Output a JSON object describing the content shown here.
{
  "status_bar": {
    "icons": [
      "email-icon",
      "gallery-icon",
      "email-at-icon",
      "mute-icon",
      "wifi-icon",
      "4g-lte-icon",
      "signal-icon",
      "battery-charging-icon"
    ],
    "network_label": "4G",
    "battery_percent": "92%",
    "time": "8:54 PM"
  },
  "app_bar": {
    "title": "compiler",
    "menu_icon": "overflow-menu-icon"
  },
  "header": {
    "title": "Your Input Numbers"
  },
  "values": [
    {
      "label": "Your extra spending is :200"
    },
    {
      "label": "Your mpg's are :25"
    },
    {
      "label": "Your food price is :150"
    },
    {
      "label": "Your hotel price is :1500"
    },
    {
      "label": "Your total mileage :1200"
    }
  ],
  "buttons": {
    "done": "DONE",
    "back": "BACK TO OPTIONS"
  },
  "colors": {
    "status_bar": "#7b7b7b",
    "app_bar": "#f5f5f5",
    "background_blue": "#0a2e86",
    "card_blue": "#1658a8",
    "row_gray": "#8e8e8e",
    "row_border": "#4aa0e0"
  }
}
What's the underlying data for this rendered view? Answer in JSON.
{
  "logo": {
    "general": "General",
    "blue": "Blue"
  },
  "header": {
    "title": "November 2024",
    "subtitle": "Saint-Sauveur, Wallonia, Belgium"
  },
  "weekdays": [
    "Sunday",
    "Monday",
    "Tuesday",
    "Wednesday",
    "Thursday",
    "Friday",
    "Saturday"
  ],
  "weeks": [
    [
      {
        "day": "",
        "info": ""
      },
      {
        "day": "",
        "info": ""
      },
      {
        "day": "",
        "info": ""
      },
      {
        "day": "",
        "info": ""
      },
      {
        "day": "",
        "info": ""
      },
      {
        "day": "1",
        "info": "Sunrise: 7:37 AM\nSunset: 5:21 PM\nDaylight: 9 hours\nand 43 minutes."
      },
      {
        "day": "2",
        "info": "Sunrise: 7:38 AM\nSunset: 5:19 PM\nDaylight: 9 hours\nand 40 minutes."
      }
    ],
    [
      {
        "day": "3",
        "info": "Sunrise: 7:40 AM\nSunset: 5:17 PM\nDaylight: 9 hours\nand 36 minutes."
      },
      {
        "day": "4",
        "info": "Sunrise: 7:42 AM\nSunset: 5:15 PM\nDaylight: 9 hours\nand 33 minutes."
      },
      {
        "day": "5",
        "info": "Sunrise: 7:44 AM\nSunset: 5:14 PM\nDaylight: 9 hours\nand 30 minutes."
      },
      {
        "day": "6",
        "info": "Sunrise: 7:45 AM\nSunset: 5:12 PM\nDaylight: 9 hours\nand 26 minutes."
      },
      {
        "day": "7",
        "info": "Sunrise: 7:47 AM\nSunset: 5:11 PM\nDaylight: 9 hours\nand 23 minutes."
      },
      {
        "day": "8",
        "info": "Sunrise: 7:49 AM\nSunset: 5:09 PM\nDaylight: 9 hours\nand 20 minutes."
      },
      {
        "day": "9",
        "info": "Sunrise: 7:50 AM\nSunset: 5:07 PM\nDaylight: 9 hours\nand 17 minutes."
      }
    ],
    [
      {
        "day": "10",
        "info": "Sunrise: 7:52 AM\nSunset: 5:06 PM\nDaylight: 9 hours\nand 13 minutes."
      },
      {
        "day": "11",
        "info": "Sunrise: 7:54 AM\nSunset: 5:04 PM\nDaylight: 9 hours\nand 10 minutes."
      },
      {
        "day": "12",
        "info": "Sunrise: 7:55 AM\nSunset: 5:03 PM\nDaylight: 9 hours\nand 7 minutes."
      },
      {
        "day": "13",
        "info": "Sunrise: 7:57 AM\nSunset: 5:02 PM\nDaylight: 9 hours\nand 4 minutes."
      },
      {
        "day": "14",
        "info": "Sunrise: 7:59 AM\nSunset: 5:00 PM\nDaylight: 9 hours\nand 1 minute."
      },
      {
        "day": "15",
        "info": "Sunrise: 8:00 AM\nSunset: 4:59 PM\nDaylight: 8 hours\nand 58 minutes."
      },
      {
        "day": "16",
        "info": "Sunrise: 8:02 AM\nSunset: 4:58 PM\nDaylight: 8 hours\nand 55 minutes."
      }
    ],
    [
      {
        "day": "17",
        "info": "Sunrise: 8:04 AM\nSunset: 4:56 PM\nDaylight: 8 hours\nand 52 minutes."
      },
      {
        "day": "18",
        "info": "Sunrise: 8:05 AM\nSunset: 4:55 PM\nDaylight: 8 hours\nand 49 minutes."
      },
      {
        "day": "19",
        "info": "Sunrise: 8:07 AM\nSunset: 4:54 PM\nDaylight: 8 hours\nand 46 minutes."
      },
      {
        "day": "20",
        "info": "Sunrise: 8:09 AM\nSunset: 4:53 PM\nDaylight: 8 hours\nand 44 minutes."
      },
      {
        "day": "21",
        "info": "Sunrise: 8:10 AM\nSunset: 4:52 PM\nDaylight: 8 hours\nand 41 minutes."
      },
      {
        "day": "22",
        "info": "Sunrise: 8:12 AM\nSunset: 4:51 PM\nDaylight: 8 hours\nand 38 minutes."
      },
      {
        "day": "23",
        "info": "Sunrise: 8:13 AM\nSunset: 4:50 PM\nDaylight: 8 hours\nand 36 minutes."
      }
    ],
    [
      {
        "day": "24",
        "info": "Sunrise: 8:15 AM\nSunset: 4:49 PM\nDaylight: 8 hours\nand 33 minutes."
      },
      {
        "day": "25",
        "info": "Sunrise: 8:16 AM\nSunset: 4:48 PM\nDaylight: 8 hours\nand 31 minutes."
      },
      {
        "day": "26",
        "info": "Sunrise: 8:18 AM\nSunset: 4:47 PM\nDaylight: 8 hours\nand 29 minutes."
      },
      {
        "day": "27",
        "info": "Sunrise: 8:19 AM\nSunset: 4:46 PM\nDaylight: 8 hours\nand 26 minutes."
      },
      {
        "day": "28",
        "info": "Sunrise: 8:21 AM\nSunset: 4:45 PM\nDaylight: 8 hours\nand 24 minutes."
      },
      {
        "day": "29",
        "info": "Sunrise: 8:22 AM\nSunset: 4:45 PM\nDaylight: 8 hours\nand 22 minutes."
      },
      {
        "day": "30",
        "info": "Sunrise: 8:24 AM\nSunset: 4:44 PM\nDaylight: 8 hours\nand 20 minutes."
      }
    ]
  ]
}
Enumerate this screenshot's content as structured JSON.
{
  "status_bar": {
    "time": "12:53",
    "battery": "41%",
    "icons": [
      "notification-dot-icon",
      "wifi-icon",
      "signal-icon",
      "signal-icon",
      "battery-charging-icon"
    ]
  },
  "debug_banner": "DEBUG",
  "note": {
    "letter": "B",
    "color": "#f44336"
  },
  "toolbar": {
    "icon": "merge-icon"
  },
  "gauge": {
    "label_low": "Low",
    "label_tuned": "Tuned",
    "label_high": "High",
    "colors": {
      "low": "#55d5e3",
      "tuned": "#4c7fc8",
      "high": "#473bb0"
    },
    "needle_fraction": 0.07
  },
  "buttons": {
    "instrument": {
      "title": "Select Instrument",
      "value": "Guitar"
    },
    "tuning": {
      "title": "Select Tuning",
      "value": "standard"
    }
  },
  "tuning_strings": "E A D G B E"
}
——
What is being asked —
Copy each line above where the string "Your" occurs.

Problem solution —
    "title": "Your Input Numbers"
      "label": "Your extra spending is :200"
      "label": "Your mpg's are :25"
      "label": "Your food price is :150"
      "label": "Your hotel price is :1500"
      "label": "Your total mileage :1200"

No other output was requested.